Banner: Violence Prevention in partnership with the National Forum on Youth Violence Prevention

Other Youth Topics


  1. Youth Topics
  2. Violence Prevention
  3. National Forum On Youth Violence Prevention Communities: Chicago
  4. City of Chicago’s Youth Violence Prevention Plan

City of Chicago’s Youth Violence Prevention Plan


Violent crime in Chicago is at a nearly 30-year low, yet the city’s rate of violence is still staggering. In 2011, 433 people in Chicago were murdered—double to triple the murders per capita in peer cities like Los Angeles or New York City. Violence is particularly devastating for Chicago’s youth: in 2010, 1,109 school-aged youth were shot, and 216 of those were killed. Nearly half of Chicago’s homicide victims are young people between the ages of 10 and 25.

Our Approach:

Chicago’s anti-violence effort is set apart by our truly multidisciplinary approach to ending youth violence. Last year, Mayor Rahm Emanuel and Cook County President Toni Preckwinkle joined together to lead an unprecedented cross-agency, cross-sector effort to address violence in the Chicago region. The partnership includes 50 leaders from government, faith, community, business, media, foundation, and research. It is expanding to neighborhood leadership, with hundreds more involved from both government and communities.

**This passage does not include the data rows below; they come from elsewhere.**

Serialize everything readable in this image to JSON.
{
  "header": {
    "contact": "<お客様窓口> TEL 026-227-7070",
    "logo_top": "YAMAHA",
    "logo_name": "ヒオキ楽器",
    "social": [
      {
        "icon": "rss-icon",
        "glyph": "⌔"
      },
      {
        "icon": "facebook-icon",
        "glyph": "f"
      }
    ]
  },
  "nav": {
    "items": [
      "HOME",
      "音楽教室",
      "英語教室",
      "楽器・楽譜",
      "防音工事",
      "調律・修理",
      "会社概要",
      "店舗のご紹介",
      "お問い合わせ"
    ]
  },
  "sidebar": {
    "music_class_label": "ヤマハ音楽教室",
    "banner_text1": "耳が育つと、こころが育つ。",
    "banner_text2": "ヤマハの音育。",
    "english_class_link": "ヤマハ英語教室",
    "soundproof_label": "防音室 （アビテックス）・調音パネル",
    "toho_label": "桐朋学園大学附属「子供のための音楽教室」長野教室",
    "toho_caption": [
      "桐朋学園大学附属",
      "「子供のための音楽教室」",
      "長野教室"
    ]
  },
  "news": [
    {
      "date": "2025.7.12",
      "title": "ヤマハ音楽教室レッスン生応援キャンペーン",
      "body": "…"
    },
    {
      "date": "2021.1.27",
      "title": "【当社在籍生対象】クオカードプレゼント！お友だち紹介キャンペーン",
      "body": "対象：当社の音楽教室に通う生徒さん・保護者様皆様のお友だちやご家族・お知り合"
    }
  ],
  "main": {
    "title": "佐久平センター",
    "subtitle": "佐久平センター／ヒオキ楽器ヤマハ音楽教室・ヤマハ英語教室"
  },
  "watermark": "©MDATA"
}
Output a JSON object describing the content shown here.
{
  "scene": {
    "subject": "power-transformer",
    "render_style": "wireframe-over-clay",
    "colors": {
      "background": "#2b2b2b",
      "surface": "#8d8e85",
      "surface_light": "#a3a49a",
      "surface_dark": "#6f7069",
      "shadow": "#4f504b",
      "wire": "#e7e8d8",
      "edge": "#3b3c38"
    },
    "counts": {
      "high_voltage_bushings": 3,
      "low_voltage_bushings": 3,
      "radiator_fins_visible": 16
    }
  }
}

There are many factors that lead to youth violence, and they must be addressed in different ways. Chicago’s initiatives seek to address as many of these factors as possible, using combinations of Prevention, Intervention, and Response (Enforcement and Re-Entry). While current violent offenders must be stopped, we will focus primarily on Prevention as a long-term strategy. The earlier we can prevent violence—including by building up young people’s families and communities—the more effective we will be.

Signature Initiatives:


  • Gang intervention: The Chicago Police Department (CPD) is currently running gang interventions modeled on the Boston “Operation Ceasefire” Model in four districts. In this intervention, law enforcement, service providers, and community figures deliver a unified message to gang members to stop the violence or face a targeted and unified response from the Chicago Police Department and its Federal partners.
  • Youth Shooting Review: Based on a model from Milwaukee, the Youth Shooting Review will bring experts from government and non-profit agencies together to analyze the factors leading up to specific youth shootings. The review panel will then use this analysis to recommend intervention strategies and policies to prevent future youth shootings.


  • One Summer Chicago: Summer programming helps keep young people out of trouble when school is out of session. To help more young people find summer activities, DFSS has launched the One Summer Chicago program (Page []), which places high-risk youth in productive summer jobs.
  • Cognitive Behavioral Therapy / Social Emotional Learning initiatives: Social Emotional Learning is a process that helps young people learn these vital emotion-management and interpersonal skills. The State of Illinois has pioneered statewide standards to address social-emotional skills. Programs such as Becoming A Man (B.A.M.) Sports Edition have also taught social-emotional skills using the model of Cognitive Behavioral Therapy, which trains young people to understand how their thoughts affect their actions.
  • Safe Passage: When students are afraid of becoming the victims of violence, it is difficult for them to attend and engage in school. Safe Passage, an initiative run by the Chicago Public Schools, places “Community Watchers” along pre-defined safe routes to keep students safe as they travel to and from school. The program is currently being implemented in 35 high schools in crime-heavy areas.


  • Gang School Safety Team: Gang School Safety Team, a CPD initiative, aims to prevent youth violence from escalating through retaliation. Whenever a young person is the victim of violence, Gang Enforcement police officers go to the victim’s school and work alongside school officials to discourage the victim’s associates from participating in retaliatory violence.
  • SAFE Communities: To help neighbors come together to maintain public order in neighborhoods plagued by gang activity, narcotics sales, and street violence, CPD launched SAFE Communities, a program that helps build collaborative networks of community stakeholders. While enforcement operations are taking place in a targeted area, police engage key community stakeholders and encourage them to work together.
  • Chicago Safe Start: Chicago Safe Start (CSS), led by the Chicago Department of Public Health (CDPH)’s Office of Violence Prevention, is a program to help reduce the negative impact of violence on young children. CSS helps raise awareness of children exposed to violence (CEV), expands CEV services, and helps educate other agencies on CEV.
  • Jail Alternatives and Diversion: Cook County  is using jail alternatives and diversions to help keep young offenders from committing future crimes. For example, people awaiting trial or serving probation can report to a center to participate in programming rather than being put in jail. This programming can include completing courses for high school credit, which helps put young offenders on a track to completing high school.
  • Aftercare services: The Aftercare Services program, piloted by the Illinois Department of Juvenile Justice (IDJJ) in Cook County, aims to help youth who are leaving the Illinois Youth Centers re-enter into communities and avoid future crimes. IDJJ collaborates with families and communities to create an aftercare service plan for each youth. The program also helps support re-entering youths’ mental health and/or substance abuse needs.